In most cases, the Vibrance slider is the one you’ll want, but the Saturation slider can also be used along with it to help out. Start by dragging the Vibrance slider towards the right to boost color in the less saturated areas. Then, if the image is still looking dull, drag the Saturation slider to the right to boost the overall color saturation.
The exact values you need will depend on your image, so as always, keep an eye on it as you experiment with the sliders. In my case, the image has lots of gray in it, but to bring out more of the green in the leaves, as well as some blue in the water and in the clouds, I’ll start by increasing my Vibrance amount to +40. Then I’ll increase the Saturation value to +20:
Boosting color saturation with the Vibrance adjustment sliders.
And here’s the result. With this image, the difference is subtle, and pushing the saturation much further would make things look unnatural. Yet the Vibrance adjustment layer was still able to bring out more of what little color there was to begin with:
The result after applying the Vibrance adjustment layer.
Before And After
Finally, let’s compare our results with the original version of the image. We’ll need a way to turn off all of our adjustment layers so we can view just the original image on the Background layer. To do that, we’ll use a handy little trick.
Press and hold the Alt (Win) / Option (Mac) key on your keyboard and click on the Background layer’s visibility icon (the eyeball) in the Layers panel:
Holding Alt (Win) / Option (Mac) while clicking the Background layer’s visibility icon.
This temporarily turns off every layer except the Background layer, letting us see our original image:
With the adjustment layers turned off, the original image appears.
You’ll notice when you look in the Layers panel that all of the visibility icons for the adjustment layers are turned off. To turn them back on, once again press and hold your Alt (Win) / Option (Mac) key and click on the same visibility icon for the Background layer:
Again holding Alt (Win) / Option (Mac) while clicking the Background layer’s visibility icon.
This instantly turns all of the adjustment layers back on, letting us view the brightened version of our image:
The final result.
And there we have it! By adding just a couple of Levels adjustment layers, both set to the Screen blend mode, we were able to quickly and easily brighten an underexposed image. And, to compensate for the increased brightness, we used a Vibrance adjustment layer to bring out more of the image’s original color.

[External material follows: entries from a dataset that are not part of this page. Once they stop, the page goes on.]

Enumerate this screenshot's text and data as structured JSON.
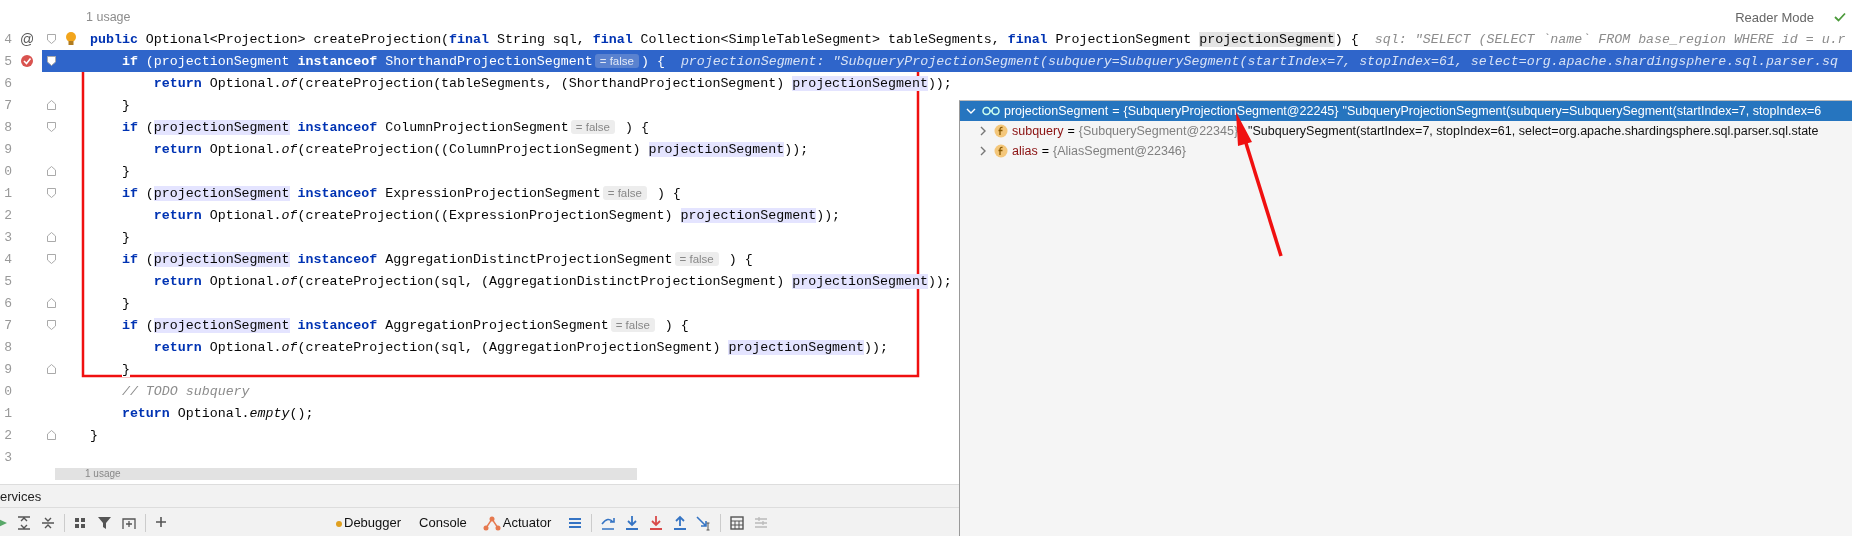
{
  "reader_mode": "Reader Mode",
  "lens_top": "1 usage",
  "lines": [
    {
      "number": "4",
      "selected": false,
      "gutter": {
        "kind": "text",
        "text": "@"
      },
      "bulb": true,
      "fold_open": true,
      "segments": [
        {
          "kind": "keyword",
          "text": "public"
        },
        {
          "kind": "plain",
          "text": " Optional<Projection> createProjection("
        },
        {
          "kind": "keyword",
          "text": "final"
        },
        {
          "kind": "plain",
          "text": " String sql, "
        },
        {
          "kind": "keyword",
          "text": "final"
        },
        {
          "kind": "plain",
          "text": " Collection<SimpleTableSegment> tableSegments, "
        },
        {
          "kind": "keyword",
          "text": "final"
        },
        {
          "kind": "plain",
          "text": " ProjectionSegment "
        },
        {
          "kind": "param",
          "text": "projectionSegment"
        },
        {
          "kind": "plain",
          "text": ") {"
        },
        {
          "kind": "hint",
          "text": "sql: \"SELECT (SELECT `name` FROM base_region WHERE id = u.r"
        }
      ],
      "children": [
        {
          "number": "5",
          "selected": true,
          "gutter": {
            "kind": "breakpoint"
          },
          "fold_open": true,
          "segments": [
            {
              "kind": "keyword",
              "text": "if"
            },
            {
              "kind": "plain",
              "text": " (projectionSegment"
            },
            {
              "kind": "keyword",
              "text": " instanceof"
            },
            {
              "kind": "plain",
              "text": " ShorthandProjectionSegment"
            },
            {
              "kind": "inlay",
              "text": "= false"
            },
            {
              "kind": "plain",
              "text": ") {"
            },
            {
              "kind": "hint",
              "text": "projectionSegment: \"SubqueryProjectionSegment(subquery=SubquerySegment(startIndex=7, stopIndex=61, select=org.apache.shardingsphere.sql.parser.sq"
            }
          ],
          "children": [
            {
              "number": "6",
              "selected": false,
              "segments": [
                {
                  "kind": "keyword",
                  "text": "return"
                },
                {
                  "kind": "plain",
                  "text": " Optional."
                },
                {
                  "kind": "method",
                  "text": "of"
                },
                {
                  "kind": "plain",
                  "text": "(createProjection(tableSegments, (ShorthandProjectionSegment) "
                },
                {
                  "kind": "usage",
                  "text": "projectionSegment"
                },
                {
                  "kind": "plain",
                  "text": "));"
                }
              ]
            }
          ]
        },
        {
          "number": "7",
          "selected": false,
          "fold_close": true,
          "segments": [
            {
              "kind": "plain",
              "text": "}"
            }
          ]
        },
        {
          "number": "8",
          "selected": false,
          "fold_open": true,
          "segments": [
            {
              "kind": "keyword",
              "text": "if"
            },
            {
              "kind": "plain",
              "text": " ("
            },
            {
              "kind": "usage",
              "text": "projectionSegment"
            },
            {
              "kind": "keyword",
              "text": " instanceof"
            },
            {
              "kind": "plain",
              "text": " ColumnProjectionSegment"
            },
            {
              "kind": "inlay",
              "text": "= false"
            },
            {
              "kind": "plain",
              "text": " ) {"
            }
          ],
          "children": [
            {
              "number": "9",
              "selected": false,
              "segments": [
                {
                  "kind": "keyword",
                  "text": "return"
                },
                {
                  "kind": "plain",
                  "text": " Optional."
                },
                {
                  "kind": "method",
                  "text": "of"
                },
                {
                  "kind": "plain",
                  "text": "(createProjection((ColumnProjectionSegment) "
                },
                {
                  "kind": "usage",
                  "text": "projectionSegment"
                },
                {
                  "kind": "plain",
                  "text": "));"
                }
              ]
            }
          ]
        },
        {
          "number": "0",
          "selected": false,
          "fold_close": true,
          "segments": [
            {
              "kind": "plain",
              "text": "}"
            }
          ]
        },
        {
          "number": "1",
          "selected": false,
          "fold_open": true,
          "segments": [
            {
              "kind": "keyword",
              "text": "if"
            },
            {
              "kind": "plain",
              "text": " ("
            },
            {
              "kind": "usage",
              "text": "projectionSegment"
            },
            {
              "kind": "keyword",
              "text": " instanceof"
            },
            {
              "kind": "plain",
              "text": " ExpressionProjectionSegment"
            },
            {
              "kind": "inlay",
              "text": "= false"
            },
            {
              "kind": "plain",
              "text": " ) {"
            }
          ],
          "children": [
            {
              "number": "2",
              "selected": false,
              "segments": [
                {
                  "kind": "keyword",
                  "text": "return"
                },
                {
                  "kind": "plain",
                  "text": " Optional."
                },
                {
                  "kind": "method",
                  "text": "of"
                },
                {
                  "kind": "plain",
                  "text": "(createProjection((ExpressionProjectionSegment) "
                },
                {
                  "kind": "usage",
                  "text": "projectionSegment"
                },
                {
                  "kind": "plain",
                  "text": "));"
                }
              ]
            }
          ]
        },
        {
          "number": "3",
          "selected": false,
          "fold_close": true,
          "segments": [
            {
              "kind": "plain",
              "text": "}"
            }
          ]
        },
        {
          "number": "4",
          "selected": false,
          "fold_open": true,
          "segments": [
            {
              "kind": "keyword",
              "text": "if"
            },
            {
              "kind": "plain",
              "text": " ("
            },
            {
              "kind": "usage",
              "text": "projectionSegment"
            },
            {
              "kind": "keyword",
              "text": " instanceof"
            },
            {
              "kind": "plain",
              "text": " AggregationDistinctProjectionSegment"
            },
            {
              "kind": "inlay",
              "text": "= false"
            },
            {
              "kind": "plain",
              "text": " ) {"
            }
          ],
          "children": [
            {
              "number": "5",
              "selected": false,
              "segments": [
                {
                  "kind": "keyword",
                  "text": "return"
                },
                {
                  "kind": "plain",
                  "text": " Optional."
                },
                {
                  "kind": "method",
                  "text": "of"
                },
                {
                  "kind": "plain",
                  "text": "(createProjection(sql, (AggregationDistinctProjectionSegment) "
                },
                {
                  "kind": "usage",
                  "text": "projectionSegment"
                },
                {
                  "kind": "plain",
                  "text": "));"
                }
              ]
            }
          ]
        },
        {
          "number": "6",
          "selected": false,
          "fold_close": true,
          "segments": [
            {
              "kind": "plain",
              "text": "}"
            }
          ]
        },
        {
          "number": "7",
          "selected": false,
          "fold_open": true,
          "segments": [
            {
              "kind": "keyword",
              "text": "if"
            },
            {
              "kind": "plain",
              "text": " ("
            },
            {
              "kind": "usage",
              "text": "projectionSegment"
            },
            {
              "kind": "keyword",
              "text": " instanceof"
            },
            {
              "kind": "plain",
              "text": " AggregationProjectionSegment"
            },
            {
              "kind": "inlay",
              "text": "= false"
            },
            {
              "kind": "plain",
              "text": " ) {"
            }
          ],
          "children": [
            {
              "number": "8",
              "selected": false,
              "segments": [
                {
                  "kind": "keyword",
                  "text": "return"
                },
                {
                  "kind": "plain",
                  "text": " Optional."
                },
                {
                  "kind": "method",
                  "text": "of"
                },
                {
                  "kind": "plain",
                  "text": "(createProjection(sql, (AggregationProjectionSegment) "
                },
                {
                  "kind": "usage",
                  "text": "projectionSegment"
                },
                {
                  "kind": "plain",
                  "text": "));"
                }
              ]
            }
          ]
        },
        {
          "number": "9",
          "selected": false,
          "fold_close": true,
          "segments": [
            {
              "kind": "plain",
              "text": "}"
            }
          ]
        },
        {
          "number": "0",
          "selected": false,
          "segments": [
            {
              "kind": "comment",
              "text": "// TODO subquery"
            }
          ]
        },
        {
          "number": "1",
          "selected": false,
          "segments": [
            {
              "kind": "keyword",
              "text": "return"
            },
            {
              "kind": "plain",
              "text": " Optional."
            },
            {
              "kind": "method",
              "text": "empty"
            },
            {
              "kind": "plain",
              "text": "();"
            }
          ]
        }
      ]
    },
    {
      "number": "2",
      "selected": false,
      "fold_close": true,
      "segments": [
        {
          "kind": "plain",
          "text": "}"
        }
      ]
    },
    {
      "number": "3",
      "selected": false
    }
  ],
  "lens_bottom": "1 usage",
  "services": {
    "title": "ervices",
    "tabs": [
      {
        "label": "Debugger",
        "kind": "debugger"
      },
      {
        "label": "Console",
        "kind": "plain"
      },
      {
        "label": "Actuator",
        "kind": "actuator"
      }
    ]
  },
  "debugger": {
    "rows": [
      {
        "kind": "watch",
        "expanded": true,
        "selected": true,
        "name": "projectionSegment",
        "op": "=",
        "value": "{SubqueryProjectionSegment@22245}",
        "text": "\"SubqueryProjectionSegment(subquery=SubquerySegment(startIndex=7, stopIndex=6"
      },
      {
        "kind": "field",
        "expanded": false,
        "selected": false,
        "name": "subquery",
        "op": "=",
        "value": "{SubquerySegment@22345}",
        "text": "\"SubquerySegment(startIndex=7, stopIndex=61, select=org.apache.shardingsphere.sql.parser.sql.state"
      },
      {
        "kind": "field",
        "expanded": false,
        "selected": false,
        "name": "alias",
        "op": "=",
        "value": "{AliasSegment@22346}"
      }
    ]
  }
}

In the next tutorial, we’ll learn how we can use almost exactly the same steps to instantly darken an overexposed image! Or, check out our Photo Retouching section for more image editing topics! And don’t forget, all of our tutorials are available for download as convenient, high quality PDFs!